When the physical activity is over, Googlers need to recharge. We love to eat, and our amazing Culinary team creates a multitude of events and delicacies for our enjoyment. Recently, the team introduced “Snack Attack” trucks that travel all over campus bringing surprise breakfasts, desserts, beverages and more. Our chefs also prepare gourmet finger foods for our weekly TGIF company all-hands meeting. Googlers enjoy visits from artists, authors, performers, politicians and celebrities who drop by throughout the year.
Lady Gaga came to our Mountain View campus this spring, and Tina Fey sat down with our Executive Chairman, Eric Schmidt, to talk about her recent book and signed 200 copies for the audience. Social Responsibility An integral part of Google culture is the idea that Googlers can make a difference. Every year, our GoogleServe initiative holds a weeklong series of volunteering where Googlers serve their surrounding communities. Thousands of Googlers lend their time and expertise to participate in our [email protected] programs all over the world.
To solidify our commitment to social responsibility and making a difference, we have established a gift-matching program where we pledge to match up to $12,000 of eligible Googlers’ donations to non-profit organizations.
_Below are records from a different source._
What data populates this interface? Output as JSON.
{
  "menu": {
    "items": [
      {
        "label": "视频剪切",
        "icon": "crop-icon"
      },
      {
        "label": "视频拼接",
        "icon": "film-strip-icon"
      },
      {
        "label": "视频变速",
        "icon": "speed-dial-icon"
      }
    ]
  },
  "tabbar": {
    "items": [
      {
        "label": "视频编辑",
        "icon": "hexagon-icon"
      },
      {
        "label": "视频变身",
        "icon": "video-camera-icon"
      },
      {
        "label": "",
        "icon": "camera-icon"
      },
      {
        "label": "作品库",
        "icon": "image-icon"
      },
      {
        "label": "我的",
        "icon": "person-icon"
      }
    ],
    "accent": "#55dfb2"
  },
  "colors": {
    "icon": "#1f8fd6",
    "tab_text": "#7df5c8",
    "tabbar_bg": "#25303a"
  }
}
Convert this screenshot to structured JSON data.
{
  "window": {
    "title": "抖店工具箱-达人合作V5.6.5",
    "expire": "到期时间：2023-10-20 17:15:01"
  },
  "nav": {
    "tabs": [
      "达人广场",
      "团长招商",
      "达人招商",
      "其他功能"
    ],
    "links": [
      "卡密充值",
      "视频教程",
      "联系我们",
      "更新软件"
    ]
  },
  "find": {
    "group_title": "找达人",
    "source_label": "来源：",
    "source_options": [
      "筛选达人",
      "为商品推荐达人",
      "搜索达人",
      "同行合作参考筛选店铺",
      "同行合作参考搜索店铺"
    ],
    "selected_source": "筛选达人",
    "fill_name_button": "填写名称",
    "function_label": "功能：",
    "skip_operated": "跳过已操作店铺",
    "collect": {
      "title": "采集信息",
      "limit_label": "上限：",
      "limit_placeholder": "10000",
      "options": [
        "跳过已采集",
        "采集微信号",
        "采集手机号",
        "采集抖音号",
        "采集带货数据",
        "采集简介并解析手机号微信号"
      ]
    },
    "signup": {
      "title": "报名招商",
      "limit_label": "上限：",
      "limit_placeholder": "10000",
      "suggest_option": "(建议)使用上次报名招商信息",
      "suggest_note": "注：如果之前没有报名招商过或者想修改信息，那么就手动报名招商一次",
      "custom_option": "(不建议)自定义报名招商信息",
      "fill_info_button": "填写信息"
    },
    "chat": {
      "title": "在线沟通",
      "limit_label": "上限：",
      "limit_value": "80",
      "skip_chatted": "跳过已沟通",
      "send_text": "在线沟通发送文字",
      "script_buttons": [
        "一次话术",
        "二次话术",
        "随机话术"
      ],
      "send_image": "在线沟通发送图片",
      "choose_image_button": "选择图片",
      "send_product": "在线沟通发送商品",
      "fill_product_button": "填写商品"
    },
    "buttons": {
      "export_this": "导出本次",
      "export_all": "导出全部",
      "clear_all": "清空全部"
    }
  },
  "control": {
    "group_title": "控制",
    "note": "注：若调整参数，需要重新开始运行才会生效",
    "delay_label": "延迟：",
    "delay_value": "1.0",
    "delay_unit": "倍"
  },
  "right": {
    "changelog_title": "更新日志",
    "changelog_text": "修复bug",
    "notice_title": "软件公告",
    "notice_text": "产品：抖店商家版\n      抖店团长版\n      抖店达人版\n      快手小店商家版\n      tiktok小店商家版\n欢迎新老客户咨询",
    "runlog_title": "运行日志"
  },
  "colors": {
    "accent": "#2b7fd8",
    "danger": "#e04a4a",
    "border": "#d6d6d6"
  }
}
Correlation with Strategy of Google Google has a strategy of differentiation and focuses on innovation so for that purpose it is important that it provides an environment that helps the person to innovate. Providing work-life balance for this purpose acts as an important aspect of HR practices at Google. The practices of Google foster creative, committed, and innovative teams.
The management at Google believes that the translation of Google’s mission into something real and tangible has a huge effect on who decides to join Google, how much engagement and creativity they bring to this place, and even on how they feel and behave after leaving. The team at Google believes that if the employees are changing the world and are working on important things, it will keep them motivated. The employees are excited to get up in the morning and work on meaningful, impactful projects. The team believes that treating employees flexibly, with respect, leads to their returning the favor to the company.
The benefits are part of what Google is, and are designed to take care of employee as a whole, whether physically, emotionally, financially or socially. The benefits exist to make sure that the employees are well taken care of. The family matters to the employees, so are important to Google too. Google has a number of benefit programs and onsite amenities to support the employee and loved ones through life’s various stages and situations. References 1. http://www. lockergnome. com/social/2012/01/16/what-its-really-like-to-work-at-